      The purpose of this study is to characterise the decision-making and self-management strategies of individuals with Type 1 diabetes (T1D) participating in a 150-mile ultra-endurance cycling event and inform Healthcare Professionals working in T1D. Participation in ultra-endurance exercise is becoming increasingly popular in the T1D community and self-management in this context needs further investigation. Qualitative, semi-structured interviews were conducted with 12 participants with T1D who took part in the ‘Coast to Coast in a Day’ cycling sportive. Event-specific and T1D self-management strategies in the context of endurance exercise were assessed using the Thematic Network Approach to analysis. Participants reported that they took part in the event "as a cyclist rather than a Type 1 diabetic". A range of self-management strategies to manage glycaemic control were identified, but all were grounded in experience of a "trial-and-error" approach to determine "successful practice". Engagement with Healthcare Professionals in preparation for the event was limited due to a perceived lack of endurance exercise knowledge. Participants reflected that T1D can be controlled in ultra-endurance events through careful and practised self-management of energy intake and insulin strategies. Individuals with T1D are capable of taking part and excelling in ultra-endurance events, but current Healthcare Professional advice does not match patient ambition and practice, which is grounded in an identity that is first and foremost as a ‘cyclist and person’. Limitations in participants’ "trial-and-error" practices require further understanding from Healthcare Professionals to provide advice around existing knowledge, preparation and self-management strategies for ultra-endurance exercise.

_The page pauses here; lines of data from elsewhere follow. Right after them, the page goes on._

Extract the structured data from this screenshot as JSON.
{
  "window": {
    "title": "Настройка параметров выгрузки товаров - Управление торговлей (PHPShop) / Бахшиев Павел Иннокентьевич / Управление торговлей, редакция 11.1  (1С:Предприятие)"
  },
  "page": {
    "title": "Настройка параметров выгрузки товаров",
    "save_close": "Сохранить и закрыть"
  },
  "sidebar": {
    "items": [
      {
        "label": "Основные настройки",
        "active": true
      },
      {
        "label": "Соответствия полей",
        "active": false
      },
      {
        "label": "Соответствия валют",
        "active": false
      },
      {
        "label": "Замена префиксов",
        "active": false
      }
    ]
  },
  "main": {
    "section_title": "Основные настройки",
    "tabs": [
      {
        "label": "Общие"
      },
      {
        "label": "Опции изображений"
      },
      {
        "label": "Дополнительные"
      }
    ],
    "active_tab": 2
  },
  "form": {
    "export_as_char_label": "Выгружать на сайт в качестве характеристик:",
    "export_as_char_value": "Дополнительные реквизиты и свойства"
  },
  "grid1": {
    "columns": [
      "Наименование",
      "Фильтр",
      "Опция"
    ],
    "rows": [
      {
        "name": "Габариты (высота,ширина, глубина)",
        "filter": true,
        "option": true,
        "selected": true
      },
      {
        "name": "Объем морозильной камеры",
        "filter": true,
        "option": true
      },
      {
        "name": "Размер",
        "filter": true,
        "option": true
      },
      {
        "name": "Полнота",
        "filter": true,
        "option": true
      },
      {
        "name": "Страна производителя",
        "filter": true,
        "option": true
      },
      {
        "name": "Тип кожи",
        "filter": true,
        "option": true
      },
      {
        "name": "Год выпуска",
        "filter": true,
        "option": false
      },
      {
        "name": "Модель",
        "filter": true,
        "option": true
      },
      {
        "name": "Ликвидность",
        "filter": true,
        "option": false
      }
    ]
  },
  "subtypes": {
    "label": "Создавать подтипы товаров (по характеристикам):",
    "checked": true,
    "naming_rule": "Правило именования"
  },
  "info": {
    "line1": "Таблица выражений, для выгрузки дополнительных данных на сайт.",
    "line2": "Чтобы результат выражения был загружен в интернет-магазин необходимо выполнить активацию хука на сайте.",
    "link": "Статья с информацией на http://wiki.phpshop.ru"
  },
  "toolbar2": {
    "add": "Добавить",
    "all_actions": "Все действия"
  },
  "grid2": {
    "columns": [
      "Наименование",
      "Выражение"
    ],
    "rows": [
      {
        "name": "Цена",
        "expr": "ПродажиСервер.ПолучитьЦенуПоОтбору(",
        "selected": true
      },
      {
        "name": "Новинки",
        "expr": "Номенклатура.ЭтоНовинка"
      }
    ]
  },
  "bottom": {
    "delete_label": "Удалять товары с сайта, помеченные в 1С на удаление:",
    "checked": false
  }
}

    • No Independent or Synergistic Effects of Carbohydrate-Caffeine Mouth Rinse on Repeated Sprint Performance During Simulated Soccer Match Play in Male Recreational Soccer Players

      Gough, Lewis A.; Faghy, Mark; Clarke, Neil; Kelly, Adam L.; Cole, Matthew; Lun Foo, Wee; Birmingham City University; University of Derby; Coventry University (Informa UK Limited, 2021-12-18)
      The study examined the synergistic and independent effects of carbohydrate-caffeine mouth rinse on repeated sprint performance during simulated soccer match play. Nine male soccer players (21 ± 3 years, 1.75 ± 0.05 m, 68.0 ± 9.0 kg) completed four trials with either 6 mg·kg−1 caffeine + 10% maltodextrin (CHO+CAFMR), 6 mg·kg−1 caffeine (CAFMR), 10% maltodextrin (CHOMR), water (PLA) in a block randomised, double-blinded, counterbalanced and crossover manner separated by minimum 96 h. All solutions were taste-matched and a carbohydrate-rich meal (2 g·kg−1body mass) was provided a minimum 2 h before each trial. Each trial consisted of a 90-min soccer specific aerobic field test (SAFT90) and two bouts of repeated sprint ability tests (RSAT; 6 x 6 s sprints with 24 s recovery) completed at 0 min and 75th min of SAFT90. A 25 ml solution of either CHO+CAFMR, CAFMR, CHOMR or PLA was rinsed immediately before the second RSAT (75 min). Mean power output, peak power output (PPO) or fatigue index (FI) was not impacted by any treatment during the 75th min RAST (p > 0.05). These results suggest that carbohydrate and/or caffeine mouth rinses do not have an ergogenic effect during simulated soccer exercise after a high carbohydrate meal.